2005 Sires Stakes winner and 2006 New Zealand Derby champion Pay Me Christian will get serious at the Kilmore trials tomorrow, almost a year after last racing.
The former Paul Kerr trained son ofwas exported to Gavin Lang's Melton stable on March 18, 2008. He won a $10,000 race at Moonee Valley 10 days later before breaking down with two bowed tendons.
"It's taken a while but his legs are fine now. He is physically fit and I can't fault him. I've given him two light workouts so far but I'm going to get a bit more serious with him at Kilmore tomorrow (Tuesday). Then I'll look to place him in a race somewhere in Victoria," Lang said.
The gifted entire, who is now six, left New Zealand having won 11 of his 22 starts and placed in three others for $339,550. He was also campaigned in Australia by Kerr and won two of his five starts there in 2006, including the $60,000 Newcastle Mile on November 11 of that year.
"He's a class act alright. I just knew when I hoppled him for the first time back this campaign he was a special racehorse. He has the potential to be the best I have driven and I've steered a few good ones over the years.
"I have one of Australia's best mares in my stable named Deanna Troy and I rate him better than her," Lang said.
He even rated him above another stablemate Sammy Maguire, the winner of nine of his 15 starts, including seven of his last eight.
"He just has a different feel to him. Real strong," said Lang who works about 15 standardbreds.
And Lang is not writing off an Interdominion campaign at Parklands Raceway in March providing Pay me Christian can return to form quickly and lift his rankings.
"We were all set to take part in last year's Melbourne Interdoms when the injury struck. I'm hopeful we will be there this time but I wouldn't count on it. They are looming quickly and he is going to have to lift his ranking quickly," Lang said.

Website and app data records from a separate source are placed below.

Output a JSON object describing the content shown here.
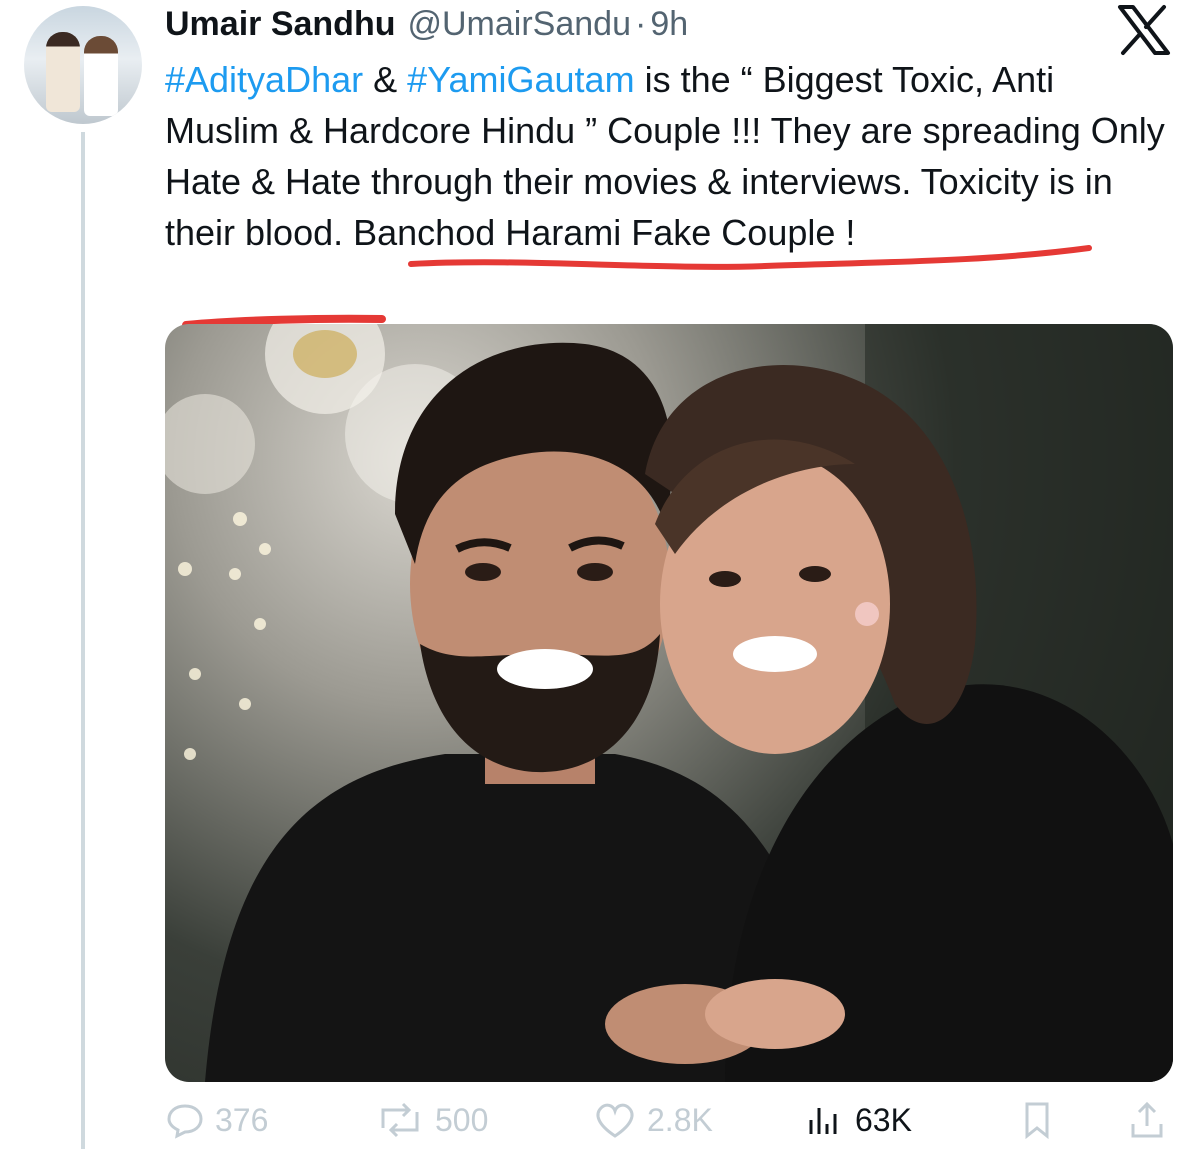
{
  "user": {
    "display_name": "Umair Sandhu",
    "handle": "@UmairSandu",
    "separator": "·",
    "time": "9h"
  },
  "tweet": {
    "hashtag_1": "#AdityaDhar",
    "text_1": " & ",
    "hashtag_2": "#YamiGautam",
    "text_2": " is the “ Biggest Toxic, Anti Muslim & Hardcore Hindu ” Couple !!! They are spreading Only Hate & Hate through their movies & interviews. Toxicity is in their blood. Banchod Harami Fake Couple !"
  },
  "actions": {
    "replies": "376",
    "reposts": "500",
    "likes": "2.8K",
    "views": "63K"
  },
  "icons": [
    "x-logo-icon",
    "reply-icon",
    "repost-icon",
    "like-icon",
    "views-icon",
    "bookmark-icon",
    "share-icon"
  ],
  "colors": {
    "hashtag": "#1d9bf0",
    "annotation_underline": "#e53935",
    "muted": "#536471"
  }
}
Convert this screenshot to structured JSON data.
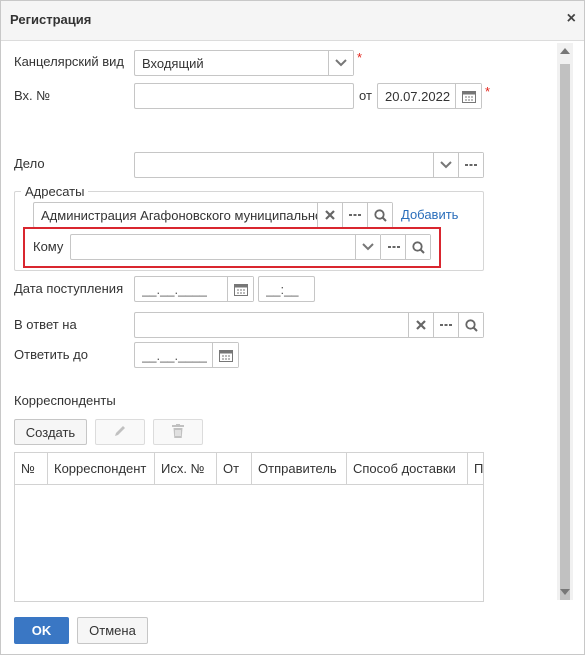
{
  "dialog": {
    "title": "Регистрация",
    "close_glyph": "×"
  },
  "form": {
    "kanc_vid_label": "Канцелярский вид",
    "kanc_vid_value": "Входящий",
    "required_mark": "*",
    "vh_no_label": "Вх. №",
    "vh_no_value": "",
    "ot_label": "от",
    "ot_date": "20.07.2022",
    "delo_label": "Дело",
    "delo_value": "",
    "adresaty_label": "Адресаты",
    "adresat_value": "Администрация Агафоновского муниципальног",
    "add_link": "Добавить",
    "komu_label": "Кому",
    "komu_value": "",
    "data_post_label": "Дата поступления",
    "data_post_date_mask": "__.__.____",
    "data_post_time_mask": "__:__",
    "v_otvet_label": "В ответ на",
    "v_otvet_value": "",
    "otvetit_do_label": "Ответить до",
    "otvetit_do_mask": "__.__.____"
  },
  "correspondents": {
    "section_title": "Корреспонденты",
    "create_label": "Создать",
    "columns": [
      "№",
      "Корреспондент",
      "Исх. №",
      "От",
      "Отправитель",
      "Способ доставки",
      "П"
    ]
  },
  "footer": {
    "ok_label": "OK",
    "cancel_label": "Отмена"
  },
  "icons": [
    "close-icon",
    "chevron-down-icon",
    "calendar-icon",
    "ellipsis-icon",
    "clear-icon",
    "search-icon",
    "pencil-icon",
    "trash-icon"
  ],
  "colors": {
    "accent": "#3a77c4",
    "highlight": "#d9262f",
    "link": "#2a6ebb",
    "required": "#e2231a"
  }
}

When the first rankings were released by Harness Racing Queensland a fortnight agowas seeded number 41 - 25 places behind stablemate Deanna Troy.
"Because of his ability he'll probably have to start in metropolitan races rather than in rural Victoria. However if there is a Country Cups race available I wouldn't mind starting him in one of those. He should line up within a fortnight," Lang said.
"I'm just delighted that he's a very healthy horse again, because I know, and you Kiwis know just how good he really is. I'm just hoping he makes the Interdominion cut," he added.
And on the subject of good horses, sensational Australian 3-year-old, Captain Joy is expected to arrive at Lang's property on Thursday. Lang drove him in two of his 2-year-old starts last season and was looking forward to teaming up with the brilliant son ofagain.
Asked if he would like to campaign Captain Joy in New Zealand for our Derbies, Lang replied:
"It's not up to me but the stake is worth coming over for. I will be talking to the owners about that proposition. They are a bit conservative when it comes to travelling long distances and you can't blame them with all the races like Derbies and Breeders Crowns that are available here when you big races are on. They also don't over-race their horses. They look after them well.
"I drove True Roman into about fifth in your Rowe Cup back in the late 1980s and I've also driven Sumthingaboutmaori there as well. I'd love to come over but the horse's welfare must come first. He's one of the best 3-year-olds I've ever driven and because he has an enormous future he has to be looked after. In saying that though, I'd love to come to New Zealand and drive," Lang said.
As at last week trainer Michael Doltoff was lukewarm on the proposal saying Captain Joy was a 50-50 chance of making the trek across the Tasman.
"It will depend how he comes through the Victoria Derby (February 7)," Doltoff said.
Duane RANGER (editor)